**What is expected**
Give back exactly the lines running from the line with "Decode this image" to the end of the entries, and only those lines.

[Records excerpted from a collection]
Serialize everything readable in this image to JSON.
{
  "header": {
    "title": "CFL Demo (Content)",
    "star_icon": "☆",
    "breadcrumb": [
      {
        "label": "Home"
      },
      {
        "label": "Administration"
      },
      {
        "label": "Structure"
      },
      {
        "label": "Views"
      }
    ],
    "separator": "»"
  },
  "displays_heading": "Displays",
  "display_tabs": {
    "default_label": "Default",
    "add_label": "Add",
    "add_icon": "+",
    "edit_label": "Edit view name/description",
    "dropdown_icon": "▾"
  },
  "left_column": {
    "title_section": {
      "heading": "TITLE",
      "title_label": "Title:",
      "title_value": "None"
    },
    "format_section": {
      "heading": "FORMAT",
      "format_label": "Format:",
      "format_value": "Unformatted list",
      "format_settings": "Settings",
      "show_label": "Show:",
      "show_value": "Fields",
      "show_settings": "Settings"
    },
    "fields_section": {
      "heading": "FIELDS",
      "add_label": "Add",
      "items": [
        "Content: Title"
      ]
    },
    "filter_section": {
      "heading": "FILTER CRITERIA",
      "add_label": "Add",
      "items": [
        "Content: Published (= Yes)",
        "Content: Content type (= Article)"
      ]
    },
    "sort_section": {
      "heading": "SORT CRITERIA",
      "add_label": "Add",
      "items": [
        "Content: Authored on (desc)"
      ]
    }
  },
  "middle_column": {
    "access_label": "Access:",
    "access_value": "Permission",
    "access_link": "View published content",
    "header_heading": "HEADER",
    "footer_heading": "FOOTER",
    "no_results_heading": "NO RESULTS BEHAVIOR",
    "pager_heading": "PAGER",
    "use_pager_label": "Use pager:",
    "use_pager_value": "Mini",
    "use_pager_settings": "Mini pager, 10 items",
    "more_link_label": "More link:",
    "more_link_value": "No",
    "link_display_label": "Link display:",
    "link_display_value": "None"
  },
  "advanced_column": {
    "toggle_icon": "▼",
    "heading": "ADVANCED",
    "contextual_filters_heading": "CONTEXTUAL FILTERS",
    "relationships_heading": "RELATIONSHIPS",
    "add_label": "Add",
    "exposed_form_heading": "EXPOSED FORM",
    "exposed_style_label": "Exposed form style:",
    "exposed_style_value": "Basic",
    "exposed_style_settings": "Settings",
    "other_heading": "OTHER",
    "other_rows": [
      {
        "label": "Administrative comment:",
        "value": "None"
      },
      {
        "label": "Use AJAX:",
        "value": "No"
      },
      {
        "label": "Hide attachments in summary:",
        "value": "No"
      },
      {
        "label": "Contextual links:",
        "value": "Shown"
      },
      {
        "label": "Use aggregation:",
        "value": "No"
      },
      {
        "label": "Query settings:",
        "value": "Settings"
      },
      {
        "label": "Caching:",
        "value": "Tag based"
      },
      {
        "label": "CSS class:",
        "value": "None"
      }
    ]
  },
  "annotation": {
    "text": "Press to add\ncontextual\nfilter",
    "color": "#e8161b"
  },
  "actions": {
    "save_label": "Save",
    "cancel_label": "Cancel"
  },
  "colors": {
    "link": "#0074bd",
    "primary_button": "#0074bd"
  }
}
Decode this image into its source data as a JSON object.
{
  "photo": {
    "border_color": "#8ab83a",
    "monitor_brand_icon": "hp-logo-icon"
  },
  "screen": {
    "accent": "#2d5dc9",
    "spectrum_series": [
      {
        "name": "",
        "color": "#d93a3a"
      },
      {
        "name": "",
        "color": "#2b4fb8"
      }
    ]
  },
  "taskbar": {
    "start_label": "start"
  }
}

**Output for this exercise**
Decode this image into its source data as a JSON object.
{
  "photo": {
    "border_color": "#8ab83a",
    "monitor_brand_icon": "hp-logo-icon"
  },
  "screen": {
    "accent": "#2d5dc9",
    "spectrum_series": [
      {
        "name": "",
        "color": "#d93a3a"
      },
      {
        "name": "",
        "color": "#2b4fb8"
      }
    ]
  },
  "taskbar": {
    "start_label": "start"
  }
}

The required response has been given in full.